◆ **Data extracts**:
=== Begin Enclosure ===
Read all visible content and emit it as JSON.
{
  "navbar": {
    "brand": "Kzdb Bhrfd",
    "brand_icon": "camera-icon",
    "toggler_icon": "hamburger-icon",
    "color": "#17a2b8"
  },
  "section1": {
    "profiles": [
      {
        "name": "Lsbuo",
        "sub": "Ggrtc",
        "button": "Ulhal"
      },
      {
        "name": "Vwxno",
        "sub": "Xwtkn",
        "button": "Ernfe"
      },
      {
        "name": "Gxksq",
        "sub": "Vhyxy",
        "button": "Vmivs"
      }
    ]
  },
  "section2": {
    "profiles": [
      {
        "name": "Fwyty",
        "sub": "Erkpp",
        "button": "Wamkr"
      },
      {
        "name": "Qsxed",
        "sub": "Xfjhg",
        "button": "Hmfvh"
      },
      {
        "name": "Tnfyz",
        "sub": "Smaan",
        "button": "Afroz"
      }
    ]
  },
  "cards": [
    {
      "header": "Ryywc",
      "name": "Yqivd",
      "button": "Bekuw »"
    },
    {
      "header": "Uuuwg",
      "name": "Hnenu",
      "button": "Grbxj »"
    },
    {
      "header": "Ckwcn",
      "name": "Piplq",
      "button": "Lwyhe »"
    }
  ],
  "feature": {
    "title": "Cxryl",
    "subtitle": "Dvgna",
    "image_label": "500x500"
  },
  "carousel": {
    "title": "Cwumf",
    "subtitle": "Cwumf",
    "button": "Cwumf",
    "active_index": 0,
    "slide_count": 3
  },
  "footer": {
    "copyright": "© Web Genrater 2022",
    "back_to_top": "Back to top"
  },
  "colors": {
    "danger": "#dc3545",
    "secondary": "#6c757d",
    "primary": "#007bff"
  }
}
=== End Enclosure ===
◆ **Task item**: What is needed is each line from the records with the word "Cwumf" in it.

◆ **Exercise answer**:
    "title": "Cwumf",
    "subtitle": "Cwumf",
    "button": "Cwumf",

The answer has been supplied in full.